§ TASK: Pick out each line of the records in which the word "cost" appears.

*** DATA TO EXAMINE Section Begins ***

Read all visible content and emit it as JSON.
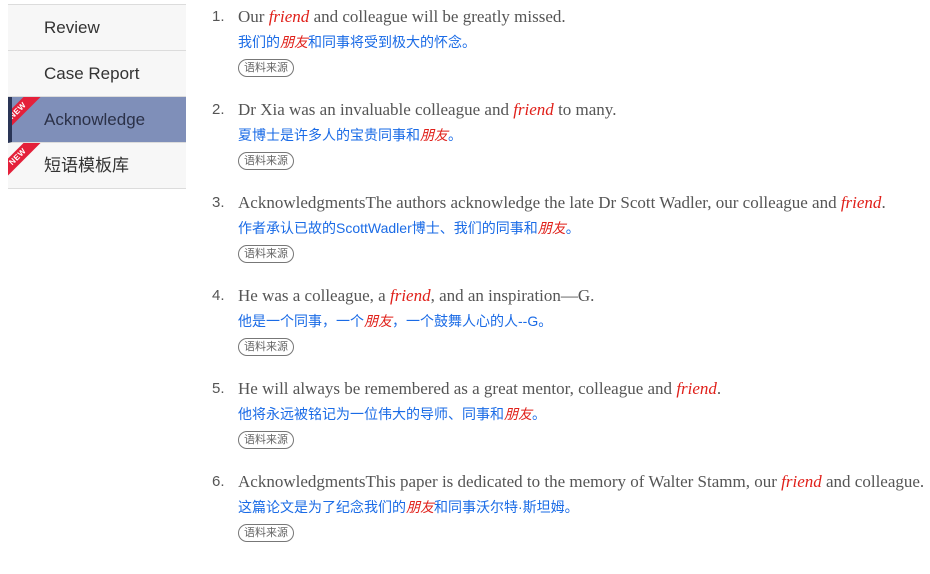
{
  "sidebar": {
    "items": [
      {
        "label": "Review",
        "active": false,
        "new": false
      },
      {
        "label": "Case Report",
        "active": false,
        "new": false
      },
      {
        "label": "Acknowledge",
        "active": true,
        "new": true
      },
      {
        "label": "短语模板库",
        "active": false,
        "new": true
      }
    ],
    "new_badge": "NEW"
  },
  "keyword_en": "friend",
  "keyword_zh": "朋友",
  "source_label": "语料来源",
  "entries": [
    {
      "num": "1.",
      "en_pre": "Our ",
      "en_post": " and colleague will be greatly missed.",
      "zh_pre": "我们的",
      "zh_post": "和同事将受到极大的怀念。"
    },
    {
      "num": "2.",
      "en_pre": "Dr Xia was an invaluable colleague and ",
      "en_post": " to many.",
      "zh_pre": "夏博士是许多人的宝贵同事和",
      "zh_post": "。"
    },
    {
      "num": "3.",
      "en_pre": "AcknowledgmentsThe authors acknowledge the late Dr Scott Wadler, our colleague and ",
      "en_post": ".",
      "zh_pre": "作者承认已故的ScottWadler博士、我们的同事和",
      "zh_post": "。"
    },
    {
      "num": "4.",
      "en_pre": "He was a colleague, a ",
      "en_post": ", and an inspiration—G.",
      "zh_pre": "他是一个同事，一个",
      "zh_post": "，一个鼓舞人心的人--G。"
    },
    {
      "num": "5.",
      "en_pre": "He will always be remembered as a great mentor, colleague and ",
      "en_post": ".",
      "zh_pre": "他将永远被铭记为一位伟大的导师、同事和",
      "zh_post": "。"
    },
    {
      "num": "6.",
      "en_pre": "AcknowledgmentsThis paper is dedicated to the memory of Walter Stamm, our ",
      "en_post": " and colleague.",
      "zh_pre": "这篇论文是为了纪念我们的",
      "zh_post": "和同事沃尔特·斯坦姆。"
    }
  ]
}
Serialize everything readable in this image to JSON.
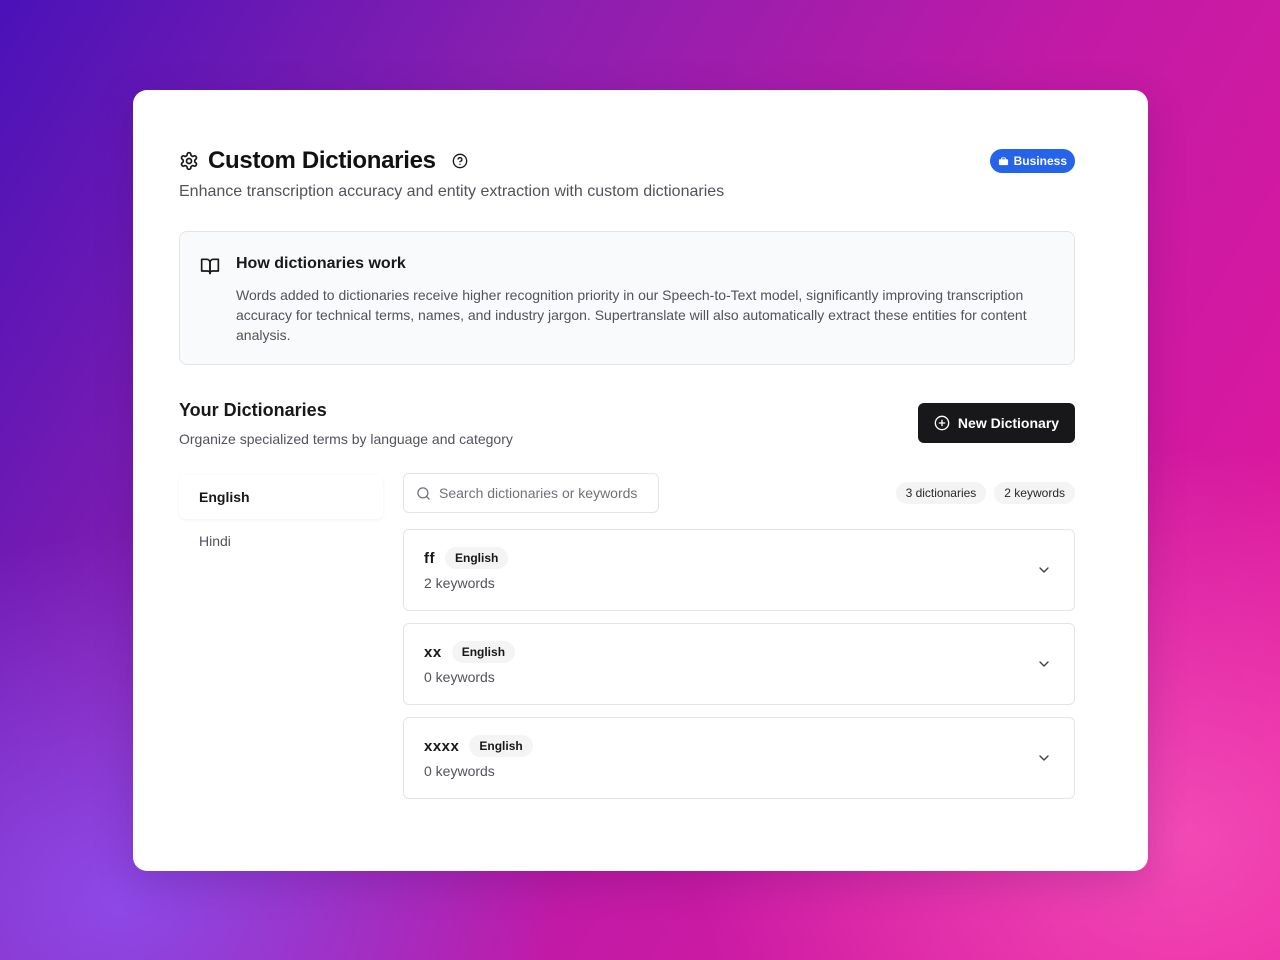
{
  "header": {
    "title": "Custom Dictionaries",
    "subtitle": "Enhance transcription accuracy and entity extraction with custom dictionaries",
    "plan_badge": "Business"
  },
  "info": {
    "title": "How dictionaries work",
    "body": "Words added to dictionaries receive higher recognition priority in our Speech-to-Text model, significantly improving transcription accuracy for technical terms, names, and industry jargon. Supertranslate will also automatically extract these entities for content analysis."
  },
  "section": {
    "title": "Your Dictionaries",
    "subtitle": "Organize specialized terms by language and category",
    "new_button_label": "New Dictionary"
  },
  "language_tabs": [
    {
      "label": "English",
      "active": true
    },
    {
      "label": "Hindi",
      "active": false
    }
  ],
  "search": {
    "placeholder": "Search dictionaries or keywords",
    "value": ""
  },
  "counts": {
    "dictionaries": "3 dictionaries",
    "keywords": "2 keywords"
  },
  "dictionaries": [
    {
      "name": "ff",
      "language": "English",
      "keywords": "2 keywords"
    },
    {
      "name": "xx",
      "language": "English",
      "keywords": "0 keywords"
    },
    {
      "name": "xxxx",
      "language": "English",
      "keywords": "0 keywords"
    }
  ],
  "colors": {
    "badge": "#2563eb",
    "primary_button": "#18181b"
  }
}
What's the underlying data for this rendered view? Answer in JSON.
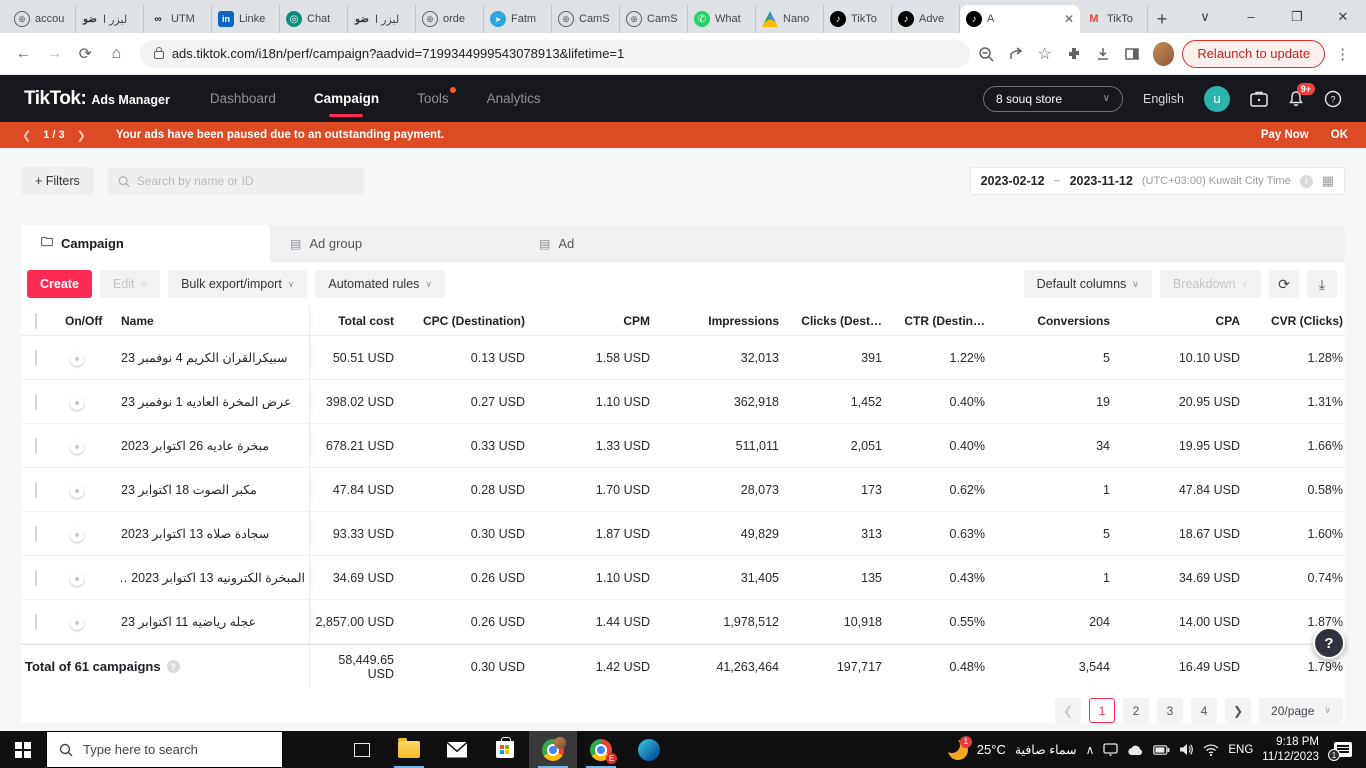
{
  "browser": {
    "tabs": [
      {
        "title": "accou"
      },
      {
        "title": "ليزر ا"
      },
      {
        "title": "UTM"
      },
      {
        "title": "Linke"
      },
      {
        "title": "Chat"
      },
      {
        "title": "ليزر ا"
      },
      {
        "title": "orde"
      },
      {
        "title": "Fatm"
      },
      {
        "title": "CamS"
      },
      {
        "title": "CamS"
      },
      {
        "title": "What"
      },
      {
        "title": "Nano"
      },
      {
        "title": "TikTo"
      },
      {
        "title": "Adve"
      },
      {
        "title": "A"
      },
      {
        "title": "TikTo"
      }
    ],
    "url": "ads.tiktok.com/i18n/perf/campaign?aadvid=7199344999543078913&lifetime=1",
    "relaunch_label": "Relaunch to update"
  },
  "header": {
    "logo": "TikTok:",
    "logo_suffix": "Ads Manager",
    "nav_dashboard": "Dashboard",
    "nav_campaign": "Campaign",
    "nav_tools": "Tools",
    "nav_analytics": "Analytics",
    "account": "8 souq store",
    "language": "English",
    "avatar": "u",
    "notif_badge": "9+"
  },
  "banner": {
    "pager": "1 / 3",
    "message": "Your ads have been paused due to an outstanding payment.",
    "pay_now": "Pay Now",
    "ok": "OK"
  },
  "filters": {
    "filters_label": "+ Filters",
    "search_placeholder": "Search by name or ID",
    "date_start": "2023-02-12",
    "date_tilde": "~",
    "date_end": "2023-11-12",
    "timezone": "(UTC+03:00) Kuwait City Time"
  },
  "tabs": {
    "campaign": "Campaign",
    "ad_group": "Ad group",
    "ad": "Ad"
  },
  "toolbar": {
    "create": "Create",
    "edit": "Edit",
    "bulk": "Bulk export/import",
    "rules": "Automated rules",
    "columns": "Default columns",
    "breakdown": "Breakdown"
  },
  "table": {
    "headers": {
      "on_off": "On/Off",
      "name": "Name",
      "total_cost": "Total cost",
      "cpc": "CPC (Destination)",
      "cpm": "CPM",
      "impressions": "Impressions",
      "clicks": "Clicks (Dest…",
      "ctr": "CTR (Destin…",
      "conversions": "Conversions",
      "cpa": "CPA",
      "cvr": "CVR (Clicks)"
    },
    "rows": [
      {
        "name": "سبيكرالقران الكريم 4 نوفمبر 23",
        "cost": "50.51 USD",
        "cpc": "0.13 USD",
        "cpm": "1.58 USD",
        "impressions": "32,013",
        "clicks": "391",
        "ctr": "1.22%",
        "conversions": "5",
        "cpa": "10.10 USD",
        "cvr": "1.28%"
      },
      {
        "name": "عرض المخرة العاديه 1 نوفمبر 23",
        "cost": "398.02 USD",
        "cpc": "0.27 USD",
        "cpm": "1.10 USD",
        "impressions": "362,918",
        "clicks": "1,452",
        "ctr": "0.40%",
        "conversions": "19",
        "cpa": "20.95 USD",
        "cvr": "1.31%"
      },
      {
        "name": "مبخرة عاديه 26 اكتوابر 2023",
        "cost": "678.21 USD",
        "cpc": "0.33 USD",
        "cpm": "1.33 USD",
        "impressions": "511,011",
        "clicks": "2,051",
        "ctr": "0.40%",
        "conversions": "34",
        "cpa": "19.95 USD",
        "cvr": "1.66%"
      },
      {
        "name": "مكبر الصوت 18 اكتوابر 23",
        "cost": "47.84 USD",
        "cpc": "0.28 USD",
        "cpm": "1.70 USD",
        "impressions": "28,073",
        "clicks": "173",
        "ctr": "0.62%",
        "conversions": "1",
        "cpa": "47.84 USD",
        "cvr": "0.58%"
      },
      {
        "name": "سجادة صلاه 13 اكتوابر 2023",
        "cost": "93.33 USD",
        "cpc": "0.30 USD",
        "cpm": "1.87 USD",
        "impressions": "49,829",
        "clicks": "313",
        "ctr": "0.63%",
        "conversions": "5",
        "cpa": "18.67 USD",
        "cvr": "1.60%"
      },
      {
        "name": "المبخرة الكترونيه 13 اكتوابر 2023 …",
        "cost": "34.69 USD",
        "cpc": "0.26 USD",
        "cpm": "1.10 USD",
        "impressions": "31,405",
        "clicks": "135",
        "ctr": "0.43%",
        "conversions": "1",
        "cpa": "34.69 USD",
        "cvr": "0.74%"
      },
      {
        "name": "عجله رياضيه 11 اكتوابر 23",
        "cost": "2,857.00 USD",
        "cpc": "0.26 USD",
        "cpm": "1.44 USD",
        "impressions": "1,978,512",
        "clicks": "10,918",
        "ctr": "0.55%",
        "conversions": "204",
        "cpa": "14.00 USD",
        "cvr": "1.87%"
      }
    ],
    "total": {
      "label": "Total of 61 campaigns",
      "cost": "58,449.65 USD",
      "cpc": "0.30 USD",
      "cpm": "1.42 USD",
      "impressions": "41,263,464",
      "clicks": "197,717",
      "ctr": "0.48%",
      "conversions": "3,544",
      "cpa": "16.49 USD",
      "cvr": "1.79%"
    }
  },
  "pagination": {
    "pages": [
      "1",
      "2",
      "3",
      "4"
    ],
    "per_page": "20/page"
  },
  "help": {
    "label": "?"
  },
  "taskbar": {
    "search_placeholder": "Type here to search",
    "temp": "25°C",
    "weather": "سماء صافية",
    "weather_badge": "1",
    "lang": "ENG",
    "time": "9:18 PM",
    "date": "11/12/2023",
    "notif_badge": "1"
  },
  "colors": {
    "accent_pink": "#fe2c55",
    "banner_orange": "#dd4b24",
    "header_black": "#17181d",
    "avatar_teal": "#2bb3ad",
    "relaunch_red": "#d93025"
  },
  "icons": {
    "tiktok-note": "♪",
    "search": "magnifier",
    "calendar": "▦",
    "refresh": "⟳",
    "export": "⤓",
    "chevron-down": "∨",
    "folder": "folder-shape",
    "bell": "bell-shape",
    "help": "?"
  }
}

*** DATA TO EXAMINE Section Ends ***

§ WRITTEN RESPONSE:
      "total_cost": "Total cost",
        "cost": "50.51 USD",
        "cost": "398.02 USD",
        "cost": "678.21 USD",
        "cost": "47.84 USD",
        "cost": "93.33 USD",
        "cost": "34.69 USD",
        "cost": "2,857.00 USD",
      "cost": "58,449.65 USD",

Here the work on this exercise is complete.